The 420-0 House vote, with four conservative Republican lawmakers voting “present,” gave Democrats who control the chamber a political victory and put pressure on Attorney General William Barr to make the report public after Mueller submits it to him. But the resolution does not force Barr to do so.
The measure faces an uncertain future in the Republican-led Senate. A bid by the Senate’s top Democrat, Chuck Schumer, to have the resolution approved by voice vote after the House’s action was thwarted by Republican Senator Lindsey Graham.
Mueller has been investigating since May 2017 whether Trump’s campaign conspired with Moscow and whether the president has unlawfully tried to obstruct the probe. Trump has denied collusion and obstruction. Russia has denied election interference. Mueller has not indicated when he will complete the report, though an announcement on Thursday about the coming departure of a senior prosecutor on his team stoked speculation that it could be soon.
Justice Department regulations governing special counsels give Barr latitude in deciding how much of the report to make public. The rules require him to notify the top Democrats and Republicans on the House and Senate judiciary committees after Mueller completes his probe. They do not require release of the report but also do not prevent Barr from giving the entire document to Congress.
The resolution, introduced last week by the heads of six House oversight committees that are investigating Trump, calls on Barr to make public everything in the Mueller report that is not expressly prohibited by law and to provide the entire document to Congress.
The vote put the vast majority of House Republicans on record as supporting broad disclosure of the report on an investigation that Trump has called a “witch hunt” led by “thugs.”
Four members of the conservative House Freedom Caucus, a group strongly allied with Trump, voted “present.” The four were Representatives Justin Amash, Matt Gaetz, Thomas Massie and Paul Gosar. Seven lawmakers – four Democrats and three Republicans – did not vote.
Representative Jerry Nadler, chairman of the House Judiciary Committee and author of the resolution, said on the House floor: “It is important that Congress stand up for the principle of full transparency at a time when the president has publicly attacked the Russia investigation more than 1,100 times and counting.”
The House panel’s top Republican, Representative Doug Collins, backed the resolution but described it as a restatement of the regulations that give Barr the option of releasing the full report.
“During his confirmation, Attorney General Barr said he wants to be transparent with Congress and the public, consistent with the rules and the law. We have no reason to think Attorney General Barr would back away from those statements,” Collins said.
Barr, a Trump nominee who took over the Justice Department last month, replaced Jeff Sessions, who the president ousted in November after long complaining that the former senator had recused himself in 2017 from overseeing the Russia probe.
As Schumer tried to get the Mueller resolution approved by voice vote, the senator said on the Senate floor: “The American people have an undeniable right to see the results of that investigation.”
Graham, a Trump ally, blocked the action unless Democrats backed a move they oppose: the appointment of a special counsel to investigate Democratic former President Barack Obama’s administration’s handling of an investigation into Hillary Clinton’s use of a private email server as secretary of state and FBI surveillance of a Trump campaign official.

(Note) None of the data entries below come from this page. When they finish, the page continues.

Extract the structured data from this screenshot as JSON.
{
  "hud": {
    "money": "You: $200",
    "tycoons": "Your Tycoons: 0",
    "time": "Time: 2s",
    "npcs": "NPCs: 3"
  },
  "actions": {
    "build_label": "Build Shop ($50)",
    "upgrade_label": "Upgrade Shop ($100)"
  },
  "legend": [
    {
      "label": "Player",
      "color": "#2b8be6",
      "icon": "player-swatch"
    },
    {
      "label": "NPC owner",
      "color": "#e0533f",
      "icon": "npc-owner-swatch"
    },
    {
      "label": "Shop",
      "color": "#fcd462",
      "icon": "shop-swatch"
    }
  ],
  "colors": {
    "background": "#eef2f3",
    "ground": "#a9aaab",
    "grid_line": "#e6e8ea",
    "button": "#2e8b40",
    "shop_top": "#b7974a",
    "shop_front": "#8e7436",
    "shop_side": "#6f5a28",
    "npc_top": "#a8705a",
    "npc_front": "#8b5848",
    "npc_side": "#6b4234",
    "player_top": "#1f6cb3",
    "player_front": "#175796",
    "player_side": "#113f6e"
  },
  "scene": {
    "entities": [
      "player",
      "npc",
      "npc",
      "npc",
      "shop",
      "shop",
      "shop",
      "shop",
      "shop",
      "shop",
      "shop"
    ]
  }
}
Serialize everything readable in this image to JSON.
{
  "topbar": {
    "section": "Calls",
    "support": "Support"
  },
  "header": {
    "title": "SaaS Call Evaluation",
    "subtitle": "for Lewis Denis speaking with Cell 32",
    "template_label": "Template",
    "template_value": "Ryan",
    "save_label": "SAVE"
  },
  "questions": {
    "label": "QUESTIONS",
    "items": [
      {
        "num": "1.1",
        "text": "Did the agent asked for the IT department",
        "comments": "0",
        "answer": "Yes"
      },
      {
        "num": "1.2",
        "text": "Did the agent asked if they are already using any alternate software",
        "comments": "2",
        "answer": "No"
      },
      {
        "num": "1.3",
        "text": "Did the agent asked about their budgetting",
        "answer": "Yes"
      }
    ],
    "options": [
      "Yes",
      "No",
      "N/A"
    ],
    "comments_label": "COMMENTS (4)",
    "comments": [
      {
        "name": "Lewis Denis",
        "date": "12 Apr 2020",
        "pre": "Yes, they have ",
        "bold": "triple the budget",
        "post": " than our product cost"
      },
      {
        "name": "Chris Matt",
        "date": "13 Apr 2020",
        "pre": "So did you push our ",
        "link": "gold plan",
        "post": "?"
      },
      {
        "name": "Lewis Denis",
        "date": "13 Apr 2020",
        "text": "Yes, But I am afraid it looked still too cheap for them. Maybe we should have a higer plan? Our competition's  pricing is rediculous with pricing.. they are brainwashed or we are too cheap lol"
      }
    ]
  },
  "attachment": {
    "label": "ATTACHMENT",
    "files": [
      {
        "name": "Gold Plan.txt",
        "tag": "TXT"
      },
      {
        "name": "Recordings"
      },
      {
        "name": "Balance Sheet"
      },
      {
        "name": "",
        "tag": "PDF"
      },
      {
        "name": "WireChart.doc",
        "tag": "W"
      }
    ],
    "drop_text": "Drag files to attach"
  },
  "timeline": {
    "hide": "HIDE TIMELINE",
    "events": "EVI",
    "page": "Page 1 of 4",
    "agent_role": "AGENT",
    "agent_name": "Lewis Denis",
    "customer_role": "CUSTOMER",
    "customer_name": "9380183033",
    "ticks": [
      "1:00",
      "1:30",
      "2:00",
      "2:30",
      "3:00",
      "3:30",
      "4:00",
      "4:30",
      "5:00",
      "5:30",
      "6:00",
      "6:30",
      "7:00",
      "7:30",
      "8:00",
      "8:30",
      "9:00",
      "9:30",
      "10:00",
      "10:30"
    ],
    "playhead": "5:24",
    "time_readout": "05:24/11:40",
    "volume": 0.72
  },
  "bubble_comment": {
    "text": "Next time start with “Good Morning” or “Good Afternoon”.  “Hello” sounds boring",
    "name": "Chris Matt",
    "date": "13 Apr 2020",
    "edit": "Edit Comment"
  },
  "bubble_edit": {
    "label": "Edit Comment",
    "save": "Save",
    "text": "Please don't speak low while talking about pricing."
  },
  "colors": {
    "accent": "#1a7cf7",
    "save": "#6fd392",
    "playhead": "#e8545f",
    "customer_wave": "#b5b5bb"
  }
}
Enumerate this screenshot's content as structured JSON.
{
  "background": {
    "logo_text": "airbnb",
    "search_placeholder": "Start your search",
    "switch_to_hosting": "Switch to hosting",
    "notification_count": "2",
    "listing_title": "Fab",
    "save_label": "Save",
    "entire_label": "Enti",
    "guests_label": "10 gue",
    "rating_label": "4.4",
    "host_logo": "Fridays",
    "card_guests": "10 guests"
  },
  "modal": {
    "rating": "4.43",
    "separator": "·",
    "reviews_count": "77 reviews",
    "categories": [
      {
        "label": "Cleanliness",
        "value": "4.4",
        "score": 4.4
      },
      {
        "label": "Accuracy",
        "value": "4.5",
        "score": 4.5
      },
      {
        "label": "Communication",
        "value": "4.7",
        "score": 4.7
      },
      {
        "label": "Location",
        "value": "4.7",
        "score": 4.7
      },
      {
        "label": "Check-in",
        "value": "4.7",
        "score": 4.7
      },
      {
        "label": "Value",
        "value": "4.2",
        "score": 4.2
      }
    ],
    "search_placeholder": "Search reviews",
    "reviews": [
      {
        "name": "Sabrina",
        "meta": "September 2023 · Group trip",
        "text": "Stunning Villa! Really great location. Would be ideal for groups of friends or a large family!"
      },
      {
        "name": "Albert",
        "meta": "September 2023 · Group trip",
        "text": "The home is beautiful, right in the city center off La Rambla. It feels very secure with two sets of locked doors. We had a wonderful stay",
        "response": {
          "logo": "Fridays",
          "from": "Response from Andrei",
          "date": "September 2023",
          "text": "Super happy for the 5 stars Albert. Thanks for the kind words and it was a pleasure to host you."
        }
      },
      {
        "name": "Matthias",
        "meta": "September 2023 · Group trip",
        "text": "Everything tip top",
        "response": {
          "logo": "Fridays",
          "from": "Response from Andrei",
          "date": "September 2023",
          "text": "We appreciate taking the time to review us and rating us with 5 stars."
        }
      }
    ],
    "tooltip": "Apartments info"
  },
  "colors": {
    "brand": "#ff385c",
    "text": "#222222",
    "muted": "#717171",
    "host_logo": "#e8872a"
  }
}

Some Democrats have voiced concern that Barr could withhold evidence of possible misconduct by Trump, under Justice Department policies that oppose bringing criminal charges against a sitting president and discourage releasing explanations when a person has not been charged with a crime.
House Democrats already have vowed to subpoena the report and go to court if necessary to win its full release.
The Mueller investigation so far has resulted in criminal charges against 34 individuals and three companies, seven guilty pleas and one conviction following a jury trial.
Reporting by David Morgan; Editing by Will Dunham